Saalumarada Thimmakka of Karnataka is a legend. She is 107-years-old and was awarded the Padma Shri earlier this year - an occasion where she reached out and blessed President Ram Nath Kovind. Ms Thimmakka and her late husband planted hundreds of trees along the highway near their home in Ramanagara district. Those trees, 70 years old now, stand strong. Ms Thimmakka successfully resisted plans to cut them down for road-widening in 2019. She recently visited a Bengaluru college where she celebrated her birthday with the students and of course - planted a sapling which she blessed.
NDTV spoke to the woman who is possibly the world's oldest environmentalist. She relived the time when she and her late husband first began planting saplings along the stretch of highway between Hulikal and Kudur near her home.
"My husband and I didn't plant the trees the usual way it is done. In the 4 kilometres of highway where we began planting, he dug many small pits, planted saplings and surrounded them with twigs and branches to protect them. Then he went to a potter and brought two pairs of mud pots. We would take water from the well. I would carry one pot on my head and one on my hips to go and we would water each sapling at least twice a week," she said.
When we asked how many trees they had planted, she replied, "We didn't count them. My husband never told me how many we planted. They just grew. Now they are so big that three people are needed to hug it. They are 70 year old trees."
At that time, there was no value for me, no value for my trees. My husband had been dead for 28 years. Then this boy came and showed me in his text book, that they were calling me Saalumarada Thimmakka!"
'Saalumara' is a row of trees in Kannada.
Ms Thimmakka has continued to spread the message of tree planting in the years that followed. Her work was acknowledged with a Padma Shri this year. And even in this ceremony, the gracious senior citizen gave the event a special touch of her own.
"The President was standing there. I took the award with one hand, and blessed him with the other hand," she told NDTV.
Ms Thimmakka does have some unfulfilled dreams.
"I want something good to happen in my village," she said. "It is difficult for pregnant women to go for delivery. I asked for a maternity hospital in my name. But until now nobody has done anything about it. What shall I do? I don't have money to do this myself. I asked something for the good of the people. But so far it hasn't happened - no good fortune after planting these trees. I feel disappointed."
We asked her what she felt about the way trees are cut down for projects. Even the trees she and her husband were scheduled to be cut down for widening of the road. She said, "For those who have grown trees, won't it hurt when they are cut? I said, please don't touch the trees that I have grown. They said don't worry. The newspaper people also came. But then they said they would cut the trees. My son and I said we would lie in front of the trees. They became silent.

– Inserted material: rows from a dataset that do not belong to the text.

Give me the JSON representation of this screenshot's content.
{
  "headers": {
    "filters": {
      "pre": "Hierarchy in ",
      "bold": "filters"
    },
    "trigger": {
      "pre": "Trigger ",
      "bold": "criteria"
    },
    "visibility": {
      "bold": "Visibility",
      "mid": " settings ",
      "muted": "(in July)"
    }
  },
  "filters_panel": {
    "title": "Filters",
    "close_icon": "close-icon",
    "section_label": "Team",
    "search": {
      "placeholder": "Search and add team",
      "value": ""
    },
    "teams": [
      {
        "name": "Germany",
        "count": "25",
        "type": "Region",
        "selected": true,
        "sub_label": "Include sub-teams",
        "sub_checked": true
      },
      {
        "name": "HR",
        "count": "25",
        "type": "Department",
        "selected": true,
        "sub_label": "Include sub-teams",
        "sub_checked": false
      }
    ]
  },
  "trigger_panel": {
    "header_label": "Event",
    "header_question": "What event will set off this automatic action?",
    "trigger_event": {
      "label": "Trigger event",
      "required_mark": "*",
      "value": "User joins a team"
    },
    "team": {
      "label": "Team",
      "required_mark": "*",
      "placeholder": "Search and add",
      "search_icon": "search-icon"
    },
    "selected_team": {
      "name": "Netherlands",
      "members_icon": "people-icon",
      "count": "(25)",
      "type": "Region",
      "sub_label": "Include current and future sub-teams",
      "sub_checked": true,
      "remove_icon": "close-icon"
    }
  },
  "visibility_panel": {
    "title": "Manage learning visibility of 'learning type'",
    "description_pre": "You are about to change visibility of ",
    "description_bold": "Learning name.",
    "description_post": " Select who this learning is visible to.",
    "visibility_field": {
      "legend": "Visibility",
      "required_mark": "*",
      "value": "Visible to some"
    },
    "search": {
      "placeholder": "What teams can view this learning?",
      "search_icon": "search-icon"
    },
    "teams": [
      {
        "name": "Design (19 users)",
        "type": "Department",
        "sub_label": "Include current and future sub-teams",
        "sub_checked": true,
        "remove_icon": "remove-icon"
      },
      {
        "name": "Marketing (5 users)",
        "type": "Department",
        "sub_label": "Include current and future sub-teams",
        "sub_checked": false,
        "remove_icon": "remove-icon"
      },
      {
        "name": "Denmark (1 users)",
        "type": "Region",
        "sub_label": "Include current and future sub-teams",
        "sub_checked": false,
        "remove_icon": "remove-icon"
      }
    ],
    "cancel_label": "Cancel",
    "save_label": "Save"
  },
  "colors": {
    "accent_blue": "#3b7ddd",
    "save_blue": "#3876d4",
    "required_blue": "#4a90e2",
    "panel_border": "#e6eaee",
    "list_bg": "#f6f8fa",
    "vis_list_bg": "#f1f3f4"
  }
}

The minister has also assured me that the trees you planted will not be cut."
At St Joseph's college in Bengaluru, Saalumarada Thimmakka was given a standing ovation by the students. She is gently spreading her message of greening the environment to those around her.